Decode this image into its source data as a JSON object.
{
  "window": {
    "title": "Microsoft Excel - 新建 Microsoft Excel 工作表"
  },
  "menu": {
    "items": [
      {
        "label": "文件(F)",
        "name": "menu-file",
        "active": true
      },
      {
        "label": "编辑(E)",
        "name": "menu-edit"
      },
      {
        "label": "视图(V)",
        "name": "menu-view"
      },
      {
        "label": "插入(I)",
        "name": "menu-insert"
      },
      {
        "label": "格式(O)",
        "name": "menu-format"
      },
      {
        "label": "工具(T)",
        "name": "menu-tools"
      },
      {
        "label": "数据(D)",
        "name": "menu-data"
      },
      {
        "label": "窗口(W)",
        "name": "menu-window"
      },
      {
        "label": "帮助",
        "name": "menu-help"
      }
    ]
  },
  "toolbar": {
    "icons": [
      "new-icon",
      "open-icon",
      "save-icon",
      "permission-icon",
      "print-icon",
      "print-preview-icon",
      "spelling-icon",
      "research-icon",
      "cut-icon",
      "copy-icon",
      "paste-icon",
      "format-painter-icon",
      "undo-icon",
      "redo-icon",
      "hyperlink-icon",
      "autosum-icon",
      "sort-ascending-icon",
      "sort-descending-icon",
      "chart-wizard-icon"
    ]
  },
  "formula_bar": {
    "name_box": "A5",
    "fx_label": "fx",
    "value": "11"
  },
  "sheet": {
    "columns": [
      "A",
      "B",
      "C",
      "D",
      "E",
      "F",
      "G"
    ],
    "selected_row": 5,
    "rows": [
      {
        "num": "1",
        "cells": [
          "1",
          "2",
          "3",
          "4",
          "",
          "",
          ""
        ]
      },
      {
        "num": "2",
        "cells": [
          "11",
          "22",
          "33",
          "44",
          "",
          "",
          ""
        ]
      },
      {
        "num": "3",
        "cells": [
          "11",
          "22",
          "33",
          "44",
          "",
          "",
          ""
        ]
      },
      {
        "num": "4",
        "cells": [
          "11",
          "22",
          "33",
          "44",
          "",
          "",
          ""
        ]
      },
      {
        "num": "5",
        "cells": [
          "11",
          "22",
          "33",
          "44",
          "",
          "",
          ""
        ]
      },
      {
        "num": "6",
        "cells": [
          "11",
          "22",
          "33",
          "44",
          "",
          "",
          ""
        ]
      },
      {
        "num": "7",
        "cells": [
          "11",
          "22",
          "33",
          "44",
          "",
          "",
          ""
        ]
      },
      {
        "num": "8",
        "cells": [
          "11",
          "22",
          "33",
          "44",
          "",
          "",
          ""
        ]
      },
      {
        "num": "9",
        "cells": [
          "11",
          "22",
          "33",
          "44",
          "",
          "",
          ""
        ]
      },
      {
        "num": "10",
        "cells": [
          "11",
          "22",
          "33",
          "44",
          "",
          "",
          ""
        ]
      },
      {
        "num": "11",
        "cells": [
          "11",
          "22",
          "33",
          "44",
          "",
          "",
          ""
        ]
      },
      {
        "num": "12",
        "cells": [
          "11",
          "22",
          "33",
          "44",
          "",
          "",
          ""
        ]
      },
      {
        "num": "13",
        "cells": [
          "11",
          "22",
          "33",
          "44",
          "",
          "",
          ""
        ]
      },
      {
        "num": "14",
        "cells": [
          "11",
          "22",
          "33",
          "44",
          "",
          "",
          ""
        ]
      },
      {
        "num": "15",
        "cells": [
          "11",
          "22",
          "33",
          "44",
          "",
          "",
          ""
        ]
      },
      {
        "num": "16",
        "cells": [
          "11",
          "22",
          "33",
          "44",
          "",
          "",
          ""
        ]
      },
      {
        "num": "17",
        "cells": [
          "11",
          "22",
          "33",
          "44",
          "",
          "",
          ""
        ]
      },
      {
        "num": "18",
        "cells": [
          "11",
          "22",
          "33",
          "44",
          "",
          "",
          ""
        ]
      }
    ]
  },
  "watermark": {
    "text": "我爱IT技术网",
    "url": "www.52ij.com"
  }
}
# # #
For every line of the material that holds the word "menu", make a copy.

  "menu": {
        "name": "menu-file",
        "name": "menu-edit"
        "name": "menu-view"
        "name": "menu-insert"
        "name": "menu-format"
        "name": "menu-tools"
        "name": "menu-data"
        "name": "menu-window"
        "name": "menu-help"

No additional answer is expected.